PROBLEM: Which lines of the entries contain the string "true"? Copy each of them.

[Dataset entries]
──────────────────────────────
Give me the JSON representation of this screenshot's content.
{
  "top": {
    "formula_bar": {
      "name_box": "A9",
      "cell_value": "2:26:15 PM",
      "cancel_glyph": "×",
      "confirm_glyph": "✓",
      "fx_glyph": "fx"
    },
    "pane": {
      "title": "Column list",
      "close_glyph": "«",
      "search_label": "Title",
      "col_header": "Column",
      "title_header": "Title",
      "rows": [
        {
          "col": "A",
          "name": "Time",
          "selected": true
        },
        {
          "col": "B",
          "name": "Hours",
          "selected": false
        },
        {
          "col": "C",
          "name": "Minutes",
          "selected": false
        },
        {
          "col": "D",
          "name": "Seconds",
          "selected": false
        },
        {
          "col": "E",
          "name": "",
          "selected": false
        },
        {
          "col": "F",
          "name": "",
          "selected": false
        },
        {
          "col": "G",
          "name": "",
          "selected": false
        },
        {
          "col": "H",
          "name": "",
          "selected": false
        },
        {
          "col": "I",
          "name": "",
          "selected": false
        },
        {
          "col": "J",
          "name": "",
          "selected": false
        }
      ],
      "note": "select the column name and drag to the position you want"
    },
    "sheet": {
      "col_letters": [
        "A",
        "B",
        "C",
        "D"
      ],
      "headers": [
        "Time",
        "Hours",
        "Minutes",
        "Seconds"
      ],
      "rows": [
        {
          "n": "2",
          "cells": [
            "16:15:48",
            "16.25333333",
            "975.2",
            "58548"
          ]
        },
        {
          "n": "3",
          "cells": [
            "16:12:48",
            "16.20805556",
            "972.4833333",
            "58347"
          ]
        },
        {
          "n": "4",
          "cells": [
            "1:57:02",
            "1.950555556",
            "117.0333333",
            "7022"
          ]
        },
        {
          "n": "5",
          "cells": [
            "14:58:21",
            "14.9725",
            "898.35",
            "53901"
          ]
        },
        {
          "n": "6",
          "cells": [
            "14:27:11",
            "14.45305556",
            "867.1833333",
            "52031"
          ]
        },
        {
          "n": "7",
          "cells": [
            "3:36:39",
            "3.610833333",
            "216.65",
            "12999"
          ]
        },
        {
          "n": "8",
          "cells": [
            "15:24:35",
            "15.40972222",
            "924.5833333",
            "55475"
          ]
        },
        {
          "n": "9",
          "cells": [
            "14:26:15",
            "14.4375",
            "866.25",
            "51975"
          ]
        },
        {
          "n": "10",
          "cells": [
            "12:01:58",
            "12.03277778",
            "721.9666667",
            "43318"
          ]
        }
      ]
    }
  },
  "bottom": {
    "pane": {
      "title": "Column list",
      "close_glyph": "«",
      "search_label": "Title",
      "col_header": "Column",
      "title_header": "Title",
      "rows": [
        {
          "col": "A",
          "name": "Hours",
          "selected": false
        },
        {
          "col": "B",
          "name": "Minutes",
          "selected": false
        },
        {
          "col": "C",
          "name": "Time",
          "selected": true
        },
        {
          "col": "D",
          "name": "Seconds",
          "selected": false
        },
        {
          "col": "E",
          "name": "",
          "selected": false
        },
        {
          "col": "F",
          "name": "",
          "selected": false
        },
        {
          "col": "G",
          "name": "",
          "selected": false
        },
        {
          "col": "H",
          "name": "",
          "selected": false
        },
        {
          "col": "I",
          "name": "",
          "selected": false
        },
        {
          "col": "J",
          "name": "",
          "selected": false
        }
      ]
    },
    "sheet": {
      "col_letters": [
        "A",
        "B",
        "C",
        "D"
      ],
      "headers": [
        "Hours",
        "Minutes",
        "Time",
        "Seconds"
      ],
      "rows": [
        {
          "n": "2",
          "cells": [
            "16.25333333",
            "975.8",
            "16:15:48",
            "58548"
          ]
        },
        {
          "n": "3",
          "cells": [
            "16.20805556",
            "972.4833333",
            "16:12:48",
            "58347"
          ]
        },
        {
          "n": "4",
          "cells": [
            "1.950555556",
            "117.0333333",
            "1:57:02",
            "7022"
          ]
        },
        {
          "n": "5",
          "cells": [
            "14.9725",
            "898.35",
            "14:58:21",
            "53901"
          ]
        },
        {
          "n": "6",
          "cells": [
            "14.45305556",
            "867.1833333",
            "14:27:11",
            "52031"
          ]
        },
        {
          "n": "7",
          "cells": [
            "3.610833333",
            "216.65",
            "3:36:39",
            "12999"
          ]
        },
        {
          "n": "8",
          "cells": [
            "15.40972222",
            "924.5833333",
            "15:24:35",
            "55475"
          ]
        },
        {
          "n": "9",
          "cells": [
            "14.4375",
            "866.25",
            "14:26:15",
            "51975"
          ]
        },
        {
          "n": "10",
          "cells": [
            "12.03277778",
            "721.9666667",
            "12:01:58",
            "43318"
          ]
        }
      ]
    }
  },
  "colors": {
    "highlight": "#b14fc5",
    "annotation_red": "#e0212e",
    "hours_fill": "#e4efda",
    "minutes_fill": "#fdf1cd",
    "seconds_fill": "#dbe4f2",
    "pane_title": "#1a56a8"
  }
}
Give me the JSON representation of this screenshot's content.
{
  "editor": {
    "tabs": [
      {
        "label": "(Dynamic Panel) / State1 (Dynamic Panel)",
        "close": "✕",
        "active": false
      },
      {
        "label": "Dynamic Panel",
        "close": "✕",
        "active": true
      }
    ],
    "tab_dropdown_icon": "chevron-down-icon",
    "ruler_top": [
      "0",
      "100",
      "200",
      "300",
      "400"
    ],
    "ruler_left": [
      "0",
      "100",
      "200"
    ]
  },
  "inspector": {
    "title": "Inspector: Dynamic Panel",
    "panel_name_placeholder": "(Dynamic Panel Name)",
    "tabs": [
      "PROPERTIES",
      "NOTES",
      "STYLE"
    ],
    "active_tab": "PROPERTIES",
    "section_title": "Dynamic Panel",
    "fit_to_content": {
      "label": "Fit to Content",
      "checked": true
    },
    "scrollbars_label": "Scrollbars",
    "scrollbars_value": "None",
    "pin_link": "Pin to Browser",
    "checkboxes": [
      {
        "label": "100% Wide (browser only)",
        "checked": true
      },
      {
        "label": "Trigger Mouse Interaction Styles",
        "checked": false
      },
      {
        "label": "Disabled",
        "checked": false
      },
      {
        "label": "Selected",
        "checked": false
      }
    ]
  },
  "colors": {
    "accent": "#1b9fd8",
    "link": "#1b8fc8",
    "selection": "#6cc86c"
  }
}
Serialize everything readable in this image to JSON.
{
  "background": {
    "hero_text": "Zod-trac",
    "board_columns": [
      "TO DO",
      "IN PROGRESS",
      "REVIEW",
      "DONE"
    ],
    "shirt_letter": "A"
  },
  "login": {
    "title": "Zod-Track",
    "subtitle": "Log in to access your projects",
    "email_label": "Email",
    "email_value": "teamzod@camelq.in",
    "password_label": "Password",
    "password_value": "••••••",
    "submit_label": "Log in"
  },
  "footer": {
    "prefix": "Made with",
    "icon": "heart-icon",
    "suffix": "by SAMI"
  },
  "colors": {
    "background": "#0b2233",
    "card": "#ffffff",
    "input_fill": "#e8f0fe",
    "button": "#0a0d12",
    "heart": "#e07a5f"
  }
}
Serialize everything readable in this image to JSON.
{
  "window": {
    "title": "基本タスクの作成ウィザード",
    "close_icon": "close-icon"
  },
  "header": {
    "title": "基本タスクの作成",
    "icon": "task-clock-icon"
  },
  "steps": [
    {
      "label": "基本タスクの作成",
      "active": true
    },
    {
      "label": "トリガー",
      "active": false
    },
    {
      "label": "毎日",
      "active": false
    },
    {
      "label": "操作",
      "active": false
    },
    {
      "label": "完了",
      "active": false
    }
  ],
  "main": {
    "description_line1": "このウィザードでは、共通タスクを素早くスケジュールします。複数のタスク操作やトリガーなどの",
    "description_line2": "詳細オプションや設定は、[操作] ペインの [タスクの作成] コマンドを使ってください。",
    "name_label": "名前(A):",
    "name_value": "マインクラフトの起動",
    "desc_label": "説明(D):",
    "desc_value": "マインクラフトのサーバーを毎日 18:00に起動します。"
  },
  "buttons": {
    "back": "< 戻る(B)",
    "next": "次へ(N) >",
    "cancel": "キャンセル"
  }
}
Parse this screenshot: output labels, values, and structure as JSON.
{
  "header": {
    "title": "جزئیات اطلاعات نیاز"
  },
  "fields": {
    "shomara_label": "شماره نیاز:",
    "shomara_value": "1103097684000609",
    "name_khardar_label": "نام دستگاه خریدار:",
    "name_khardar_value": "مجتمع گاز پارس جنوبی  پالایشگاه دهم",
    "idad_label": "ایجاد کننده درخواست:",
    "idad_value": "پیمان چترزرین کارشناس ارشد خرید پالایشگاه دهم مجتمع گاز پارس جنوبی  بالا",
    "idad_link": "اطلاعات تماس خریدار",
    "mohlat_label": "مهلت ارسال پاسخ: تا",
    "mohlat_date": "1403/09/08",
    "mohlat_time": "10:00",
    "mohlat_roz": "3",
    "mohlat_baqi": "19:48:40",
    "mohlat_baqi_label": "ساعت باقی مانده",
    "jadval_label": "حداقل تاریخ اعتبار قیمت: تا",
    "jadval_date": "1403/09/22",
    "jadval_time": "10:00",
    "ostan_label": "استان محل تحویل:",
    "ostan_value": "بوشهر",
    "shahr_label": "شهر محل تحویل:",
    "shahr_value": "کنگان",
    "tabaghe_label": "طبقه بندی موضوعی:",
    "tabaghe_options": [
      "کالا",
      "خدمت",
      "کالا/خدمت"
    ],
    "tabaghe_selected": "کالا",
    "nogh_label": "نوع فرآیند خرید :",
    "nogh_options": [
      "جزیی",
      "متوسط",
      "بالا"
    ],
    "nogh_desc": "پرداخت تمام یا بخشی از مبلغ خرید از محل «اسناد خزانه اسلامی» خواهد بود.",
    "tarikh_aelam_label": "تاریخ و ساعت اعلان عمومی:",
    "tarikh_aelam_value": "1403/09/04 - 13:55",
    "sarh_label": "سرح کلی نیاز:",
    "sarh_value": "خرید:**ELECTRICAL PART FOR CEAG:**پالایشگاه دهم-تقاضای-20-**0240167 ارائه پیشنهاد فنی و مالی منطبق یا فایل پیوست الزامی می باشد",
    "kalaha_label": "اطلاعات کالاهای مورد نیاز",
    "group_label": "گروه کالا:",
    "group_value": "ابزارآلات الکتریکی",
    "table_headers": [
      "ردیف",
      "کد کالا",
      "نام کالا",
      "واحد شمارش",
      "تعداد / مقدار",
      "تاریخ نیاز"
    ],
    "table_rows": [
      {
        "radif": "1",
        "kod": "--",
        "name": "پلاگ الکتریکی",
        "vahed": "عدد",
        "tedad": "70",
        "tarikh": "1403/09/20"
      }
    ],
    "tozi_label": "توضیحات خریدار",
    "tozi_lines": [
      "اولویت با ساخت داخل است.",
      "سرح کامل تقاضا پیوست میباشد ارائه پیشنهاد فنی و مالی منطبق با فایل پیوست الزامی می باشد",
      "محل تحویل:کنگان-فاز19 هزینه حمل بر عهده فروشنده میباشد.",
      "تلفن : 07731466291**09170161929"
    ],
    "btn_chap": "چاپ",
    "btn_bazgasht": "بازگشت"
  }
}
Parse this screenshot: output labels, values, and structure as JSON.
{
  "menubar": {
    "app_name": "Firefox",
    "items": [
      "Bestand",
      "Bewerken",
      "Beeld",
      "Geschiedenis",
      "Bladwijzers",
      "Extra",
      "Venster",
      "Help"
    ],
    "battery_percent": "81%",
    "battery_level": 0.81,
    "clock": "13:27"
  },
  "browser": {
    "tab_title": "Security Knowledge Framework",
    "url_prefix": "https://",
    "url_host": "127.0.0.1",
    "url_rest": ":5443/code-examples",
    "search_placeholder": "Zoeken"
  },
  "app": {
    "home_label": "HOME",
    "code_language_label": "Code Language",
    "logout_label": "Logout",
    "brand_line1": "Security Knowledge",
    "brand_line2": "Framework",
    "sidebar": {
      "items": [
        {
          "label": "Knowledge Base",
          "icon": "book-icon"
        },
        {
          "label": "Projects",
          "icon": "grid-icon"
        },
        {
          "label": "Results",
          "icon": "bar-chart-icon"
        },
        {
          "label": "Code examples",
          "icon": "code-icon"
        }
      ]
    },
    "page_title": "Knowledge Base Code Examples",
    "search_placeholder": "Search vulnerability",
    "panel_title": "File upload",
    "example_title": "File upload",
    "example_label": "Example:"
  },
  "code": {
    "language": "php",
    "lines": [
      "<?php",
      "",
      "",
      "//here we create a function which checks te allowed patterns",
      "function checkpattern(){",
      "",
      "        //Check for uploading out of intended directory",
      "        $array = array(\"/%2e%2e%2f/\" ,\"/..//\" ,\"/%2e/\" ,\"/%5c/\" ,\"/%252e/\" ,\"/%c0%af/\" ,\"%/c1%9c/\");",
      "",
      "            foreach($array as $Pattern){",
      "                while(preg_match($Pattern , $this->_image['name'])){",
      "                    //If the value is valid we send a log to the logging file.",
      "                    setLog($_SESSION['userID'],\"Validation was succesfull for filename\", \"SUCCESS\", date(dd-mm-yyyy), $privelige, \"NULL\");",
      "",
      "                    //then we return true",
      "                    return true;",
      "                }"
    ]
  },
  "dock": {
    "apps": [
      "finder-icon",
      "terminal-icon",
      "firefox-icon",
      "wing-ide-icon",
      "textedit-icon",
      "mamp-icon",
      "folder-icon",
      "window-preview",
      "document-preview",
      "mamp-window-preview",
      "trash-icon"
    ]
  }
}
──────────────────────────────
RESPONSE FOR THIS EXERCISE:
          "selected": true
          "selected": true
        "active": true
      "checked": true
        "checked": true
      "active": true
      "                    //then we return true",
      "                    return true;",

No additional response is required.